“We want to meet with APNU and talk it through to find out why the change. It’s worry when the goal post appears to be moving,” PSC Chairman Ronald Webster told Demerara Waves Online News.
The umbrella business organisation’s executive met earlier Tuesday and said it was astounded by APNU’s stance especially since that opposition coalition on December 10, 2013 had supported the PSC’s proposal that the meetings be held in public. “The PSC finds it inexplicable that APNU would now renege on its undertaking made at a meeting chaired by its leader Brgd.(retd) David Granger and considers this to be a disturbing display of bad faith on the part of the major opposition party,” said the PSC in a statement.
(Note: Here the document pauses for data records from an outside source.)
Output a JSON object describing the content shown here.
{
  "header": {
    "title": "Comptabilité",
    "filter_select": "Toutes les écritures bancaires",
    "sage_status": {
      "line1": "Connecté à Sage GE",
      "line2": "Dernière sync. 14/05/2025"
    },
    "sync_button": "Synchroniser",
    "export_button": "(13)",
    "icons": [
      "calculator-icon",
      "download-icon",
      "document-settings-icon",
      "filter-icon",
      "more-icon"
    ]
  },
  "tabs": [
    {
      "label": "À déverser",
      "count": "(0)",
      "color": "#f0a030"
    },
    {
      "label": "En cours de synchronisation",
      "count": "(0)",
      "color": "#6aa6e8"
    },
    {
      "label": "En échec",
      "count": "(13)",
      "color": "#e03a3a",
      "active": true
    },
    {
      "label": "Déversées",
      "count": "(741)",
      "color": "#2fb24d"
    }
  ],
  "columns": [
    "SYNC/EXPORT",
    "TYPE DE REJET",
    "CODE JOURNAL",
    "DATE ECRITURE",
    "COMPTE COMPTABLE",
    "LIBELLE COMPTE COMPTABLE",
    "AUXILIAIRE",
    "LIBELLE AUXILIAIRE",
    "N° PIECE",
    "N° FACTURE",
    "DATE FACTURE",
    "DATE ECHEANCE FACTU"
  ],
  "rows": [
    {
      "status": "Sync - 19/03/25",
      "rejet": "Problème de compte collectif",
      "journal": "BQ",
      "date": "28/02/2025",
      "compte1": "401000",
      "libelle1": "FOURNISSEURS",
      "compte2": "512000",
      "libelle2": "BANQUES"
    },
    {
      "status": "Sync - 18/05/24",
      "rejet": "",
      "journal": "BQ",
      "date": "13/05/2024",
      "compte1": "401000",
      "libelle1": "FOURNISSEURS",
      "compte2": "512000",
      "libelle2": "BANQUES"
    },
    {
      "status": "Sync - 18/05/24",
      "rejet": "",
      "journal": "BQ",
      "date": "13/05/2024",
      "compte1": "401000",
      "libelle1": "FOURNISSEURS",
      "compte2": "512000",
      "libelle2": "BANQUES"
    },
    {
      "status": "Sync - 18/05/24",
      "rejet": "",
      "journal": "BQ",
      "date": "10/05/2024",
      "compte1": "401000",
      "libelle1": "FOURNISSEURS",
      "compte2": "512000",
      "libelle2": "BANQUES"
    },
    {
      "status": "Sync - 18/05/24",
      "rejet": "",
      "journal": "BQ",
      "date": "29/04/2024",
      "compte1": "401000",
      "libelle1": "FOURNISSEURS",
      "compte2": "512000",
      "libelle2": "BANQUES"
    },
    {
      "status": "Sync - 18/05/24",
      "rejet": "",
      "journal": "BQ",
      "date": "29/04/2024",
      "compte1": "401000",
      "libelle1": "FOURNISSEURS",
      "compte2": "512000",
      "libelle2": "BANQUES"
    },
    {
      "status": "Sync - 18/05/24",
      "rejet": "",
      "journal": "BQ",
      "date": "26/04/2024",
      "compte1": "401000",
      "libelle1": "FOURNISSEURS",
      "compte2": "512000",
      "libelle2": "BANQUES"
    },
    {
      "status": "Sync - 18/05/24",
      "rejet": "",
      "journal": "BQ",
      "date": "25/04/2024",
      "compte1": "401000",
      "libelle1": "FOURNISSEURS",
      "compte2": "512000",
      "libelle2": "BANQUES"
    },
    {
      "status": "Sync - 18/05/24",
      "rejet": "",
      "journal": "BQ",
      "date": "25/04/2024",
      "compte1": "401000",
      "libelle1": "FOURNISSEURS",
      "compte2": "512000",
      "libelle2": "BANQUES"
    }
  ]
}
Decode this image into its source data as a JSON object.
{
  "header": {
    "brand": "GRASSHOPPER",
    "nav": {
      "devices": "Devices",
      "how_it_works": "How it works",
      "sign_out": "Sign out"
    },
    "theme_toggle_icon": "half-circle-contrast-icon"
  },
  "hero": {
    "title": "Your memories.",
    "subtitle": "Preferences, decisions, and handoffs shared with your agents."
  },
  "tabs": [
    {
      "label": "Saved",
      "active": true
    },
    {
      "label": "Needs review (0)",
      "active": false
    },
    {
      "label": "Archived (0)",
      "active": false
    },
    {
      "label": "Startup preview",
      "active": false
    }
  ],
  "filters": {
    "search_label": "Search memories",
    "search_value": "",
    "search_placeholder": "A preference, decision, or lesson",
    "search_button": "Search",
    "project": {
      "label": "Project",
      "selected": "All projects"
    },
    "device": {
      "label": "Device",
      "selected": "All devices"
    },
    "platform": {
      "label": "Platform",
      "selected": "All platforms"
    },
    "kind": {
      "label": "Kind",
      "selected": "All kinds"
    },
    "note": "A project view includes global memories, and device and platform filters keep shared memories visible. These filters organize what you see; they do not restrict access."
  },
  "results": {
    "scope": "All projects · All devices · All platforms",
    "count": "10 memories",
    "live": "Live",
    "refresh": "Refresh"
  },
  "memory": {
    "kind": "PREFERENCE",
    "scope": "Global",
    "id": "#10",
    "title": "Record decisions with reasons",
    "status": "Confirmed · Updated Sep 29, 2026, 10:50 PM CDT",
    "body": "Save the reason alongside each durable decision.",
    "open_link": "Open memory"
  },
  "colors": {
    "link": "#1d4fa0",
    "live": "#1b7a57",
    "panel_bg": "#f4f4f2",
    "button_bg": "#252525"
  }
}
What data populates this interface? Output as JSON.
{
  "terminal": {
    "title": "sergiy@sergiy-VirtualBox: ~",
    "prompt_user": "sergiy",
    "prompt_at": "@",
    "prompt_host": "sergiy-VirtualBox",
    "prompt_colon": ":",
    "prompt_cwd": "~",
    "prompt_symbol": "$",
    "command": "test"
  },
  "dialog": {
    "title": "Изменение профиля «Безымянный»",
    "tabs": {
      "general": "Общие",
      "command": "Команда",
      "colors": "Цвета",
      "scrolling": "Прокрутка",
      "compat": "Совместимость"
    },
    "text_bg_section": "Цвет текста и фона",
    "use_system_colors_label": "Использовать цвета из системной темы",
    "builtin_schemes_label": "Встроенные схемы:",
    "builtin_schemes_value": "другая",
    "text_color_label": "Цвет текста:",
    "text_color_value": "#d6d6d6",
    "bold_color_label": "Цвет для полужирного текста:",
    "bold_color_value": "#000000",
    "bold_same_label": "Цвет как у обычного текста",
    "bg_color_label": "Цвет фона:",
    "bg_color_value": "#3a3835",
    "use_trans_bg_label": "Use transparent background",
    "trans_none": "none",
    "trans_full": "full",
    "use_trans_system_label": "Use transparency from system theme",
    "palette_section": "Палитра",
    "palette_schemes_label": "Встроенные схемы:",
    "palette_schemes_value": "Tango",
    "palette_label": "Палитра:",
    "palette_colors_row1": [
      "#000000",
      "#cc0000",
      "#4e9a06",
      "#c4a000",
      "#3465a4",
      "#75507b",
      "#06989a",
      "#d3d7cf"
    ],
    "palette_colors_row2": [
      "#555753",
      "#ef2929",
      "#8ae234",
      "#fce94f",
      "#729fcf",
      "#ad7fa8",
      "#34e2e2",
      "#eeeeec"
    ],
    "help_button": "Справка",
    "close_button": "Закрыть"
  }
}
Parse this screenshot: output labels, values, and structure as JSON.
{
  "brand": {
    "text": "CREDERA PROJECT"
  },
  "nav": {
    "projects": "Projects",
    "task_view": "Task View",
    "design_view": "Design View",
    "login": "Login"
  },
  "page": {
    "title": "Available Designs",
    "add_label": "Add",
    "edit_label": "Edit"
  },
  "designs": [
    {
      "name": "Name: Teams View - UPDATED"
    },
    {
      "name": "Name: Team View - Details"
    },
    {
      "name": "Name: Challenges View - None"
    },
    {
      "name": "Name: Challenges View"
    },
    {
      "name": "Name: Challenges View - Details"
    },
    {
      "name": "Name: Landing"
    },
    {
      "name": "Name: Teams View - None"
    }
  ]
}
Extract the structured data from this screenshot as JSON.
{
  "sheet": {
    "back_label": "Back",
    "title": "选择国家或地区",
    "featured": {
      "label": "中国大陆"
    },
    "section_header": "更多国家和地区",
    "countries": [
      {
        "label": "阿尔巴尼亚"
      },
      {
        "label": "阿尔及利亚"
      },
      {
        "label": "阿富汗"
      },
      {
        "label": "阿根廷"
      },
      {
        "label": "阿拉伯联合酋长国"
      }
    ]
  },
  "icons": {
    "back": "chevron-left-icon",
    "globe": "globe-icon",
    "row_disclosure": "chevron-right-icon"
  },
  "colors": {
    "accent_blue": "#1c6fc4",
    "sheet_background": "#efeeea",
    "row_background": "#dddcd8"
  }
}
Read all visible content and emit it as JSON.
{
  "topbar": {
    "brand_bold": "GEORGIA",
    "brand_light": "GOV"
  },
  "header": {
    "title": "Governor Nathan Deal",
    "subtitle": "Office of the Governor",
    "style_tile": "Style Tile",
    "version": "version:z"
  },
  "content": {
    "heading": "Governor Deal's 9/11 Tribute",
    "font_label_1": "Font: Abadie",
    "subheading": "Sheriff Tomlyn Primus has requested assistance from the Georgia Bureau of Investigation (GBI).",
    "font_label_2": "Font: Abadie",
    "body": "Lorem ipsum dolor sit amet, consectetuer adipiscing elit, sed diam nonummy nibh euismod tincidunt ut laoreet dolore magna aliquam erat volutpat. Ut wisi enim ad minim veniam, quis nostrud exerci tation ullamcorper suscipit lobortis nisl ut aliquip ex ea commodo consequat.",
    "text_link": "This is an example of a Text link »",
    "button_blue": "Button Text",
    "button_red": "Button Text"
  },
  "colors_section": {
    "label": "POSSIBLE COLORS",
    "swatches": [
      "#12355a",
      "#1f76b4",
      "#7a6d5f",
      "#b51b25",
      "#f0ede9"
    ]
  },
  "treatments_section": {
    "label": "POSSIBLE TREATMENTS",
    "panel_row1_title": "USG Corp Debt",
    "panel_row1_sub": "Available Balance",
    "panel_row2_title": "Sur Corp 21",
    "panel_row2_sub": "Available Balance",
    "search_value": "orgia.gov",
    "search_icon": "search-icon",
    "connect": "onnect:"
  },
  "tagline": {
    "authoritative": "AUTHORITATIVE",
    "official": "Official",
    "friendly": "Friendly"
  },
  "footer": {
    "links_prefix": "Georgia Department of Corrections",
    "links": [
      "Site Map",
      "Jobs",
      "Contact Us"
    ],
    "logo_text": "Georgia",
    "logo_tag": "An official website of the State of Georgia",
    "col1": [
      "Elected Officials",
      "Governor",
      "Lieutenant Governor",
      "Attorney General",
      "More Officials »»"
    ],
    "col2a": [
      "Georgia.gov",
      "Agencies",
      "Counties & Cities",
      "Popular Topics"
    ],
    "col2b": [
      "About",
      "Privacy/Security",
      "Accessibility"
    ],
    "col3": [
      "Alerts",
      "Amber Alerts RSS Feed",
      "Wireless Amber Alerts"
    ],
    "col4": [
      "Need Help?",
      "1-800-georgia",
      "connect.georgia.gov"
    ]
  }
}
The business body had hoped that public hearings would have allowed it, the press and labour organisations to attend.
Webster said the PSC had expected to be properly informed that its presence at the Select Committee meetings was no longer possible.
Opposition members of the Select Committee walked out of Monday night’s meeting after government representatives insisted on voting for a new motion to allow the PSC representatives to sit through any and all of the sessions.
But APNU members would have none of that, saying that it was opposed to the unfettered presence of the PSC in keeping with the Standing Orders governing the press and a previously approved motion. That coalition said it would only accommodate the PSC on an ad hoc basis and as the need arises.
The PSC had asked to be present in the meetings given claims and counter-claims about incorrect procedures being used and committee members being absent.
This latest dispute at the level of the AML/CFT comes as a mid-February deadline nears before the France-based Financial Action Task Force (FATF) decides to impose a global blacklist on Guyana. The business community and government fear that could paralyse incoming and outgoing money transfers for personal and commercial goods including vital imports such as oil and pharmaceuticals.